(1) Moreover, the battery would continuously charge and discharge around 99% - 100 % and this could damage it.

  • 1
    \$\begingroup\$ This answer to a similar question may give some insight. \$\endgroup\$ – Roger Rowland May 16 '16 at 9:04
  • 1
    \$\begingroup\$ But if (after the charge) the device is kept connected to the mains and is used, who provides the energy? The mains adapter does as long as it can provide the required power. If it cannot (for example it is a 500 mA adapter and everything on the phone is at maximum power) then the additional needed power comes from the battery. This is the most sensible way to handle this and easy to implement in the electronics so in almost every phone it works this way. \$\endgroup\$ – Bimpelrekkie May 16 '16 at 10:11

When the battery is full and the charger's on, the charger provides the power, probably the main reason the charger doesn't get hot is that it's not working as had.

For example, my laptop charger is 65W and my battery monitoring tools tell me that it usually pumps up to 35W directly into the battery, at 35+ watts, the charger gets warm. However, the laptop it's self needs only 6W when running normally, the charger cools down as it doesn't need to work anywhere near as hard to run just the laptop. The power the laptop is drawing is coming directly from the charger and is bypassing the battery altogether.

As a side note, the life cycle of any rechargeable battery (not just Lithium) is heavily dependent on how much it is discharged each cycle. A battery that has a 1000 cycle life at 80% DoD (depth of discharge) may last for 2000 cycles at 50% DoD or tens of thousands at a few % DoD, the more the battery is discharged, the shorter the life. It's not a hard and fast rule though, just because it says it has a 1000 cycle life doesn't mean it'll die at 1001 cycles. It's a gradual loss right from day 1, e.g. losing 0.01% per cycle would leave you with ~90% of your original capacity after 1000 cycles (0.9999^1000 = 0.904 or ~90%)
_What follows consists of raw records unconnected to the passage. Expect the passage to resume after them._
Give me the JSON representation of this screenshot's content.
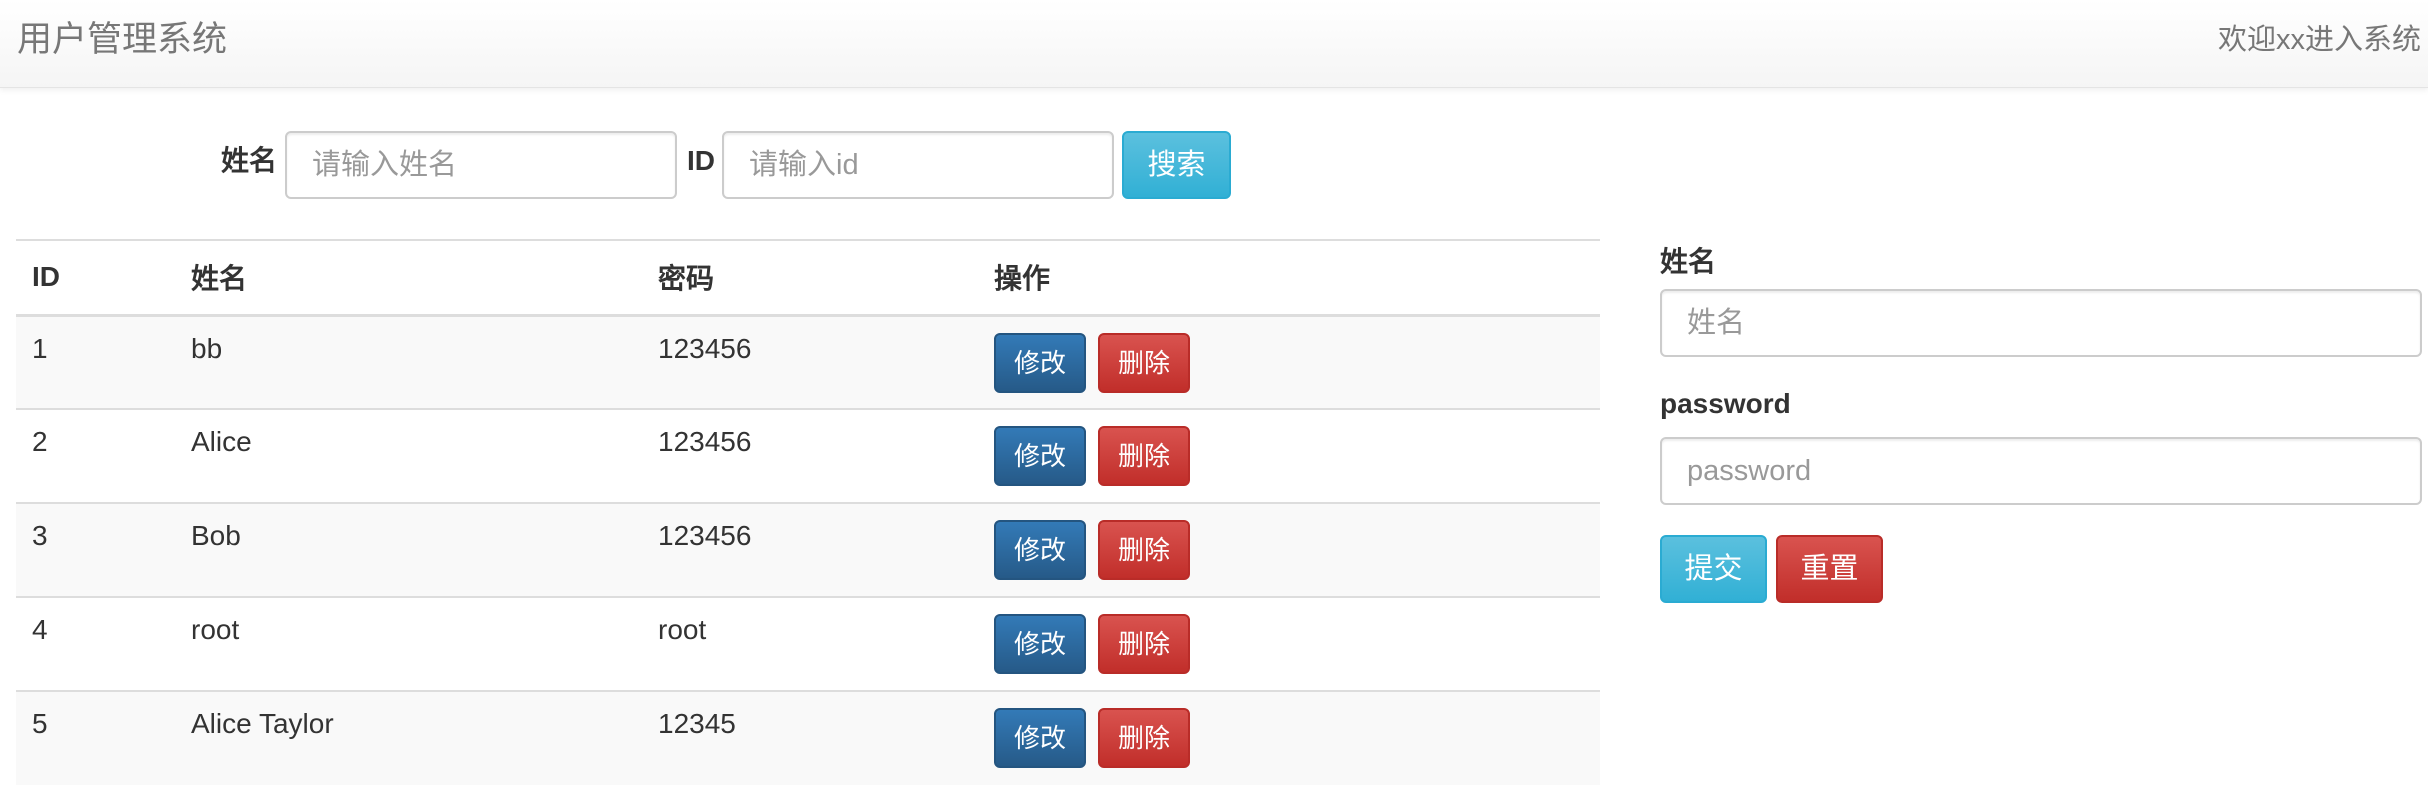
{
  "header": {
    "title": "用户管理系统",
    "welcome": "欢迎xx进入系统"
  },
  "search": {
    "name_label": "姓名",
    "name_placeholder": "请输入姓名",
    "id_label": "ID",
    "id_placeholder": "请输入id",
    "search_button": "搜索"
  },
  "table": {
    "columns": [
      "ID",
      "姓名",
      "密码",
      "操作"
    ],
    "rows": [
      {
        "id": "1",
        "name": "bb",
        "password": "123456"
      },
      {
        "id": "2",
        "name": "Alice",
        "password": "123456"
      },
      {
        "id": "3",
        "name": "Bob",
        "password": "123456"
      },
      {
        "id": "4",
        "name": "root",
        "password": "root"
      },
      {
        "id": "5",
        "name": "Alice Taylor",
        "password": "12345"
      }
    ],
    "edit_label": "修改",
    "delete_label": "删除"
  },
  "form": {
    "name_label": "姓名",
    "name_placeholder": "姓名",
    "password_label": "password",
    "password_placeholder": "password",
    "submit_button": "提交",
    "reset_button": "重置"
  },
  "colors": {
    "info": "#5bc0de",
    "primary": "#337ab7",
    "danger": "#d9534f"
  }
}
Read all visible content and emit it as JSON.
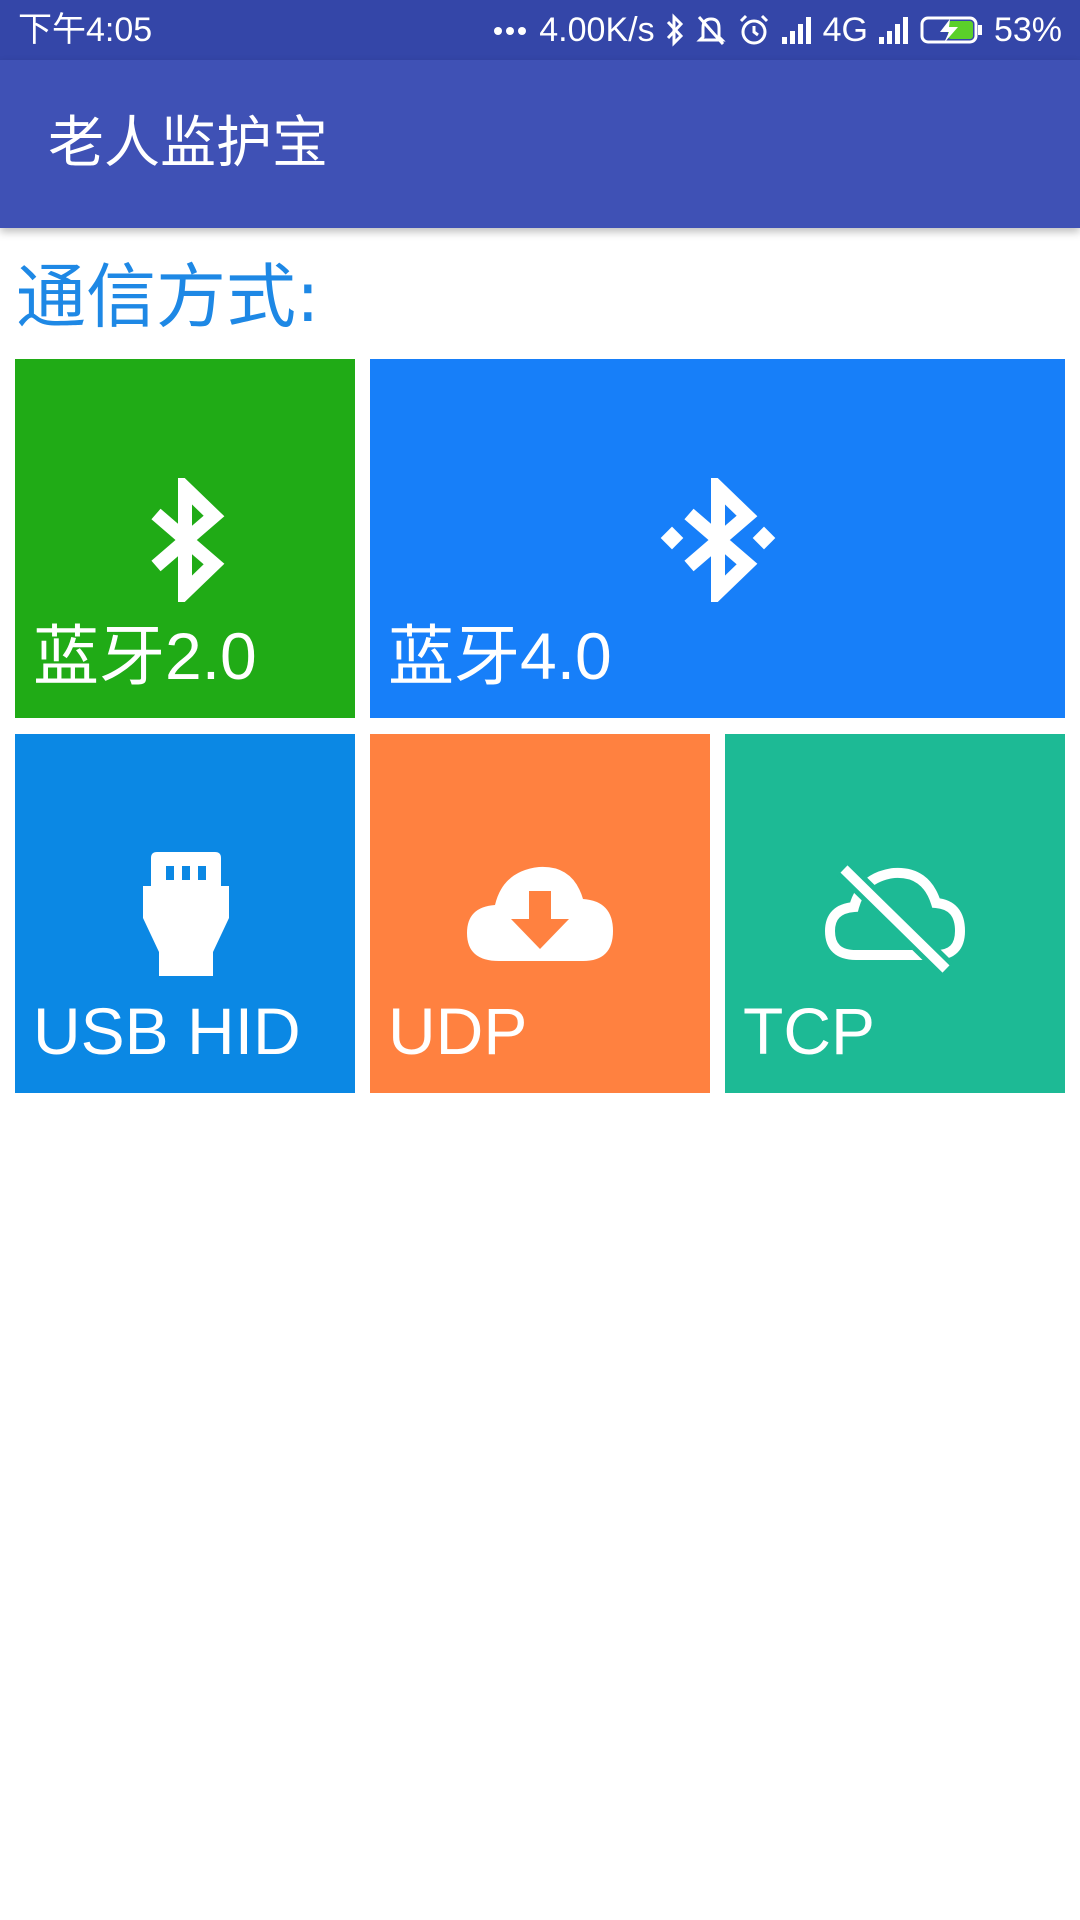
{
  "status_bar": {
    "time": "下午4:05",
    "net_speed": "4.00K/s",
    "network": "4G",
    "battery": "53%"
  },
  "app_bar": {
    "title": "老人监护宝"
  },
  "main": {
    "heading": "通信方式:",
    "tiles": [
      {
        "label": "蓝牙2.0",
        "color": "#20ab16",
        "icon": "bluetooth-icon"
      },
      {
        "label": "蓝牙4.0",
        "color": "#177ff9",
        "icon": "bluetooth-searching-icon"
      },
      {
        "label": "USB HID",
        "color": "#0b88e4",
        "icon": "usb-icon"
      },
      {
        "label": "UDP",
        "color": "#ff8140",
        "icon": "cloud-download-icon"
      },
      {
        "label": "TCP",
        "color": "#1dba95",
        "icon": "cloud-off-icon"
      }
    ]
  },
  "colors": {
    "status_bar": "#3446a8",
    "app_bar": "#3f51b5",
    "heading": "#1e88e5"
  }
}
| improve this answer | |
  • \$\begingroup\$ The lifetime depends more on how high it is charged rather than how low it is discharged, because the worst degradation occurs at high voltages (and high temps), which accelerate internal parasitic reactions. \$\endgroup\$ – Bill Dubuque May 16 '16 at 15:38
  • \$\begingroup\$ If the figure of merit is number of cycles, then shallow discharge is better. But if the figure of merit is operating hours, then somewhat deeper discharges are advantageous (because you get more total operating hours that way). In other words, 1000 cycles at 20% depth of discharge gives you the same number of operating hours as 500 cycles at 40% (approximately). So there is an optimal depth of discharge, somewhere. \$\endgroup\$ – mkeith May 16 '16 at 21:10

Your Answer

By clicking “Post Your Answer”, you agree to our terms of service, privacy policy and cookie policy

Not the answer you're looking for? Browse other questions tagged or ask your own question.